KUCHING, Feb 24 — When outgoing Sarawak chief minister Tun Abdul Taib Mahmud named close confidante and former brother-in-law Tan Sri Adenan Satem as his successor, sceptics were quick to believe that he would be a puppet and subservient to his powerful predecessor.
One year and numerous decisions later, some critics are beginning to change their view.
“I thought Adenan would bow to the demands of the politically powerful Taib, and I thought that it would be the end of Adenan if he dared to go against Taib,” said soil scientist and environmentalist Patrick Sibat, who has since reconsidered.
Taib, now Sarawak’s governor, never explained the rationale for picking Adenan over the favourite party Pesaka Bumiputra Bersatu (PBB) deputy president Datuk Amar Abang Johari Abang Openg, only saying that Adenan had a vast experience in politics since 1979.
Days before he was sworn-in as chief minister on February 28 last year, Adenan had told reporters he would be the chief minister for all Sarawakians, protect the state’s rights, ensure Sarawak’s position in Malaysia, would be constitutionally right and continue Taib’s protective policy of keeping Umno out of Sarawak.
He has done what no previous chief minister had done before, dramatically changing the political landscape of Sarawak in such a short time, with his pragmatic policies that have won the support of Sarawakians, the opposition as well as the federal leaders, including Deputy Prime Minister Tan Sri Muhyiddin Yassin.
When he pledged before the Malaysian Anti-Corruption Commission (MACC) that he would not allow his family members to get involved in government contracts or have state land alienated to them, he was seen as distancing his administration from the previous Taib administration that was regularly accused of corruption.
A product of a Christian missionary school where he took up Bible lesson as a compulsory subject, Adenan won the praises of the Christians in Sarawak when he told them that they could continue to use the word “Allah” in their prayers and churches, despite the Catholic Church’s failure to reverse a government ban on its use of the word in its newsletter.
He bluntly condemned as stupid those who described Chinese Malaysians as “pendatang” and banned political extremists, religious bigots and troublemakers from peninsular Malaysia from entering Sarawak.
Adenan also won praises from environmentalists and NGOs in his declaration of “war” against widespread illegal logging activities, which have cost Sarawak RM100 million to RM150 million in yearly losses over the past three decades.
Commenting on Adenan’s first year in office, Abang Johari, who is also state housing minister, said he believed the chief minister’s pragmatic and people-centric policies have boosted confidence for Sarawak to move forward.
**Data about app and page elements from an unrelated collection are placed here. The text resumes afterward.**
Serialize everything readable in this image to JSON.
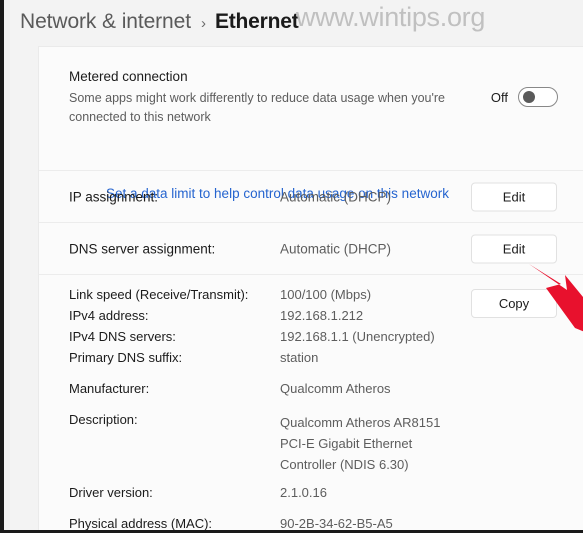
{
  "header": {
    "breadcrumb_parent": "Network & internet",
    "breadcrumb_separator": "›",
    "breadcrumb_current": "Ethernet",
    "watermark": "www.wintips.org"
  },
  "metered": {
    "title": "Metered connection",
    "description": "Some apps might work differently to reduce data usage when you're connected to this network",
    "toggle_state_label": "Off",
    "data_limit_link": "Set a data limit to help control data usage on this network"
  },
  "assignments": [
    {
      "label": "IP assignment:",
      "value": "Automatic (DHCP)",
      "button": "Edit"
    },
    {
      "label": "DNS server assignment:",
      "value": "Automatic (DHCP)",
      "button": "Edit"
    }
  ],
  "details": {
    "copy_button": "Copy",
    "rows": [
      {
        "label": "Link speed (Receive/Transmit):",
        "value": "100/100 (Mbps)"
      },
      {
        "label": "IPv4 address:",
        "value": "192.168.1.212"
      },
      {
        "label": "IPv4 DNS servers:",
        "value": "192.168.1.1 (Unencrypted)"
      },
      {
        "label": "Primary DNS suffix:",
        "value": "station"
      },
      {
        "label": "Manufacturer:",
        "value": "Qualcomm Atheros"
      },
      {
        "label": "Description:",
        "value_line1": "Qualcomm Atheros AR8151",
        "value_line2": "PCI-E Gigabit Ethernet",
        "value_line3": "Controller (NDIS 6.30)"
      },
      {
        "label": "Driver version:",
        "value": "2.1.0.16"
      },
      {
        "label": "Physical address (MAC):",
        "value": "90-2B-34-62-B5-A5"
      }
    ]
  },
  "colors": {
    "accent_link": "#2564cf",
    "annotation_arrow": "#e8112d",
    "page_background": "#f3f3f3",
    "card_background": "#fbfbfb"
  }
}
Parti Rakyat Sarawak (PRS) president and Land Development Minister Tan Sri Dr James Masing asserted that Adenan has made his mark in his first year in office with his a no-nonsense and straight talking approach, saying that someone like Adenan is what Sarawak, being the biggest state in Malaysia and with vast economic potentials, needs.
Sarawak United People’s Party (SUPP) secretary general Datuk Sebastian Ting describes Adenan as a problem-solver, like giving yearly allocations to Chinese independent schools which have been requesting for funds from the government for years.
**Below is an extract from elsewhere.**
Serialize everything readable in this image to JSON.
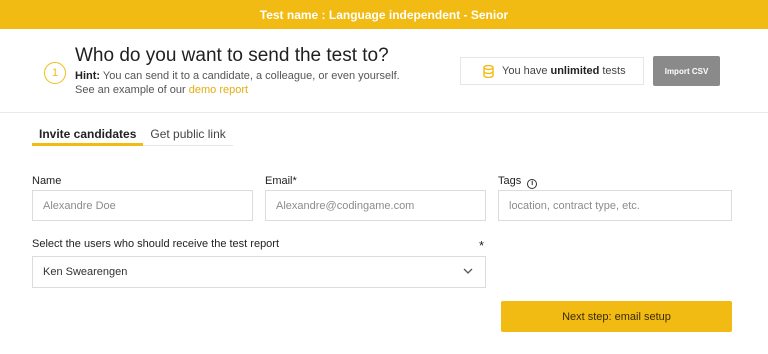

“We have never had a chief minister like him before. He has a clear, concise word to say and what need to say for the benefit of Sarawakians,” he said, adding: “He has been saying the right things and doing the right things.”